The contents of English-language online-news over 5 years have been analyzed to explore the impact of the Fukushima disaster on the media coverage of nuclear power. This big data study, based on millions of news articles, involves the extraction of narrative networks, association networks, and sentiment time series. We gathered over 5 million science articles between 1st May 2008 and 31st December 2013.
In order to examine how different science-based issues and events are framed by the mass media, we focused on analyzing the context of how different scientific concepts and associated actors (collectively referred to as ‘items’, including scientific topics, universities and diseases) are mentioned in the mass media.
Firstly, time series of the salience of each item were computed, along with the sentiment surrounding the item, demonstrating how the amount of attention and the opinions about the items changed during the period covered by this study. Secondly, we mine the association rules between different items to discover how they are associated with each other based upon how often they co-occur in the same science articles. Thereby we can find which concepts are most closely associated to one another along with their most relevant actors, or how different actors interact with each other. Thirdly, we extract Subject-Verb-Object (SVO) triplets for each of the items, allowing us to quickly discover what types of things are performing actions on the items, and also what actions are being performed by the items. This additionally allows for the analysis of the action clouds relative to an item, showing the collective actions taken or being taken on an item.
We generate two types of time series, revealing first the amount of attention a given item receives and also the sentiment surrounding a given item over time.
Caption: Figure (a) shows the large effect in terms of increased salience and therefore media attention that the Fukushima Daiichi incident brought on nuclear power for a period of a few months. Figure (b) shows the shift from a positive to negative coverage, with a long lasting effect that does not appear to recover before the end of the period covered by this study.
Triplets are extracted from the science articles by first resolving co-references and performing anaphora resolution on the text, before running the Malt dependency parser and generating a full parse of the text. From each parse, we then extract triplets that match the form Subject-Verb-Object, tracking how often they occur and in which science articles they appear. We generate triplet networks for each item by collecting together all triplets where either the subject or the object match the item, displaying this as a network with each item represented by a node, with edges showing the action relating the adjacent items. The triplet networks are then pruned to remove noise, keeping only nodes which occur more than once as either a subject or object in the extracted triplets.

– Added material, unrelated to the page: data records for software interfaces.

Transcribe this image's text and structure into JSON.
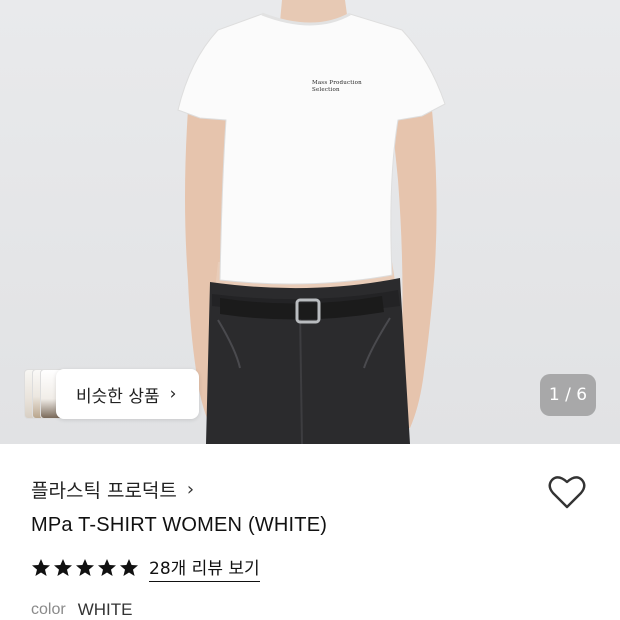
{
  "product_image": {
    "shirt_print": "Mass Production Selection",
    "counter": "1 / 6"
  },
  "similar": {
    "label": "비슷한 상품"
  },
  "brand": {
    "name": "플라스틱 프로덕트"
  },
  "product": {
    "name": "MPa T-SHIRT WOMEN (WHITE)"
  },
  "rating": {
    "stars": 5,
    "review_label": "28개 리뷰 보기"
  },
  "color": {
    "label": "color",
    "value": "WHITE"
  },
  "icons": {
    "chevron": "chevron-right-icon",
    "heart": "heart-outline-icon",
    "star": "star-filled-icon"
  }
}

Caption: SVO triplet network showing the actors and actions affecting ‘Nuclear Power’ before (a) and after (b) the Fukushima disaster. Nodes represent subjects and objects in the SVO triplets, while edges show the verb relation between the subject and object of the triplet.
Figures (a) shows the network of actors and actions linked to nuclear power before the incident and contains a number of policy actors and countries revealing the debate about nuclear power as a viable alternative to fossil based energy sources. Common frequent actors are countries or political figures because most articles reflect the debate taking place within countries about their energy supply needs. However, after the Fukushima disaster the network of actors and actions changed Figure (b). The biggest change is the introduction of the public as a very important actor and their views and feelings about nuclear power. The role and risks associated with nuclear power re-emerged as an element of the debate. Actions such as ‘replace’, ‘reject’ and ‘abandon’ become more prominent.
The methodology implemented in this paper presents a comprehensive way to monitor critical events and their media ripple effects that can be potentially applied to any publicly relevant issue. Big data provides a unique opportunity to map, monitor and study public sphere dynamics with a global and longitudinal approach revealing the true ‘long tail’ of events. In the past, previous media monitoring methodology based on human coding did not fully allow to detect and distinguish such effects. The innovative character of these techniques opens up new possibilities in social scientific research. More details on this research could be found in the paper published in IEEE Big Data Conference.
Conference Publication: IEEE Big Data 2014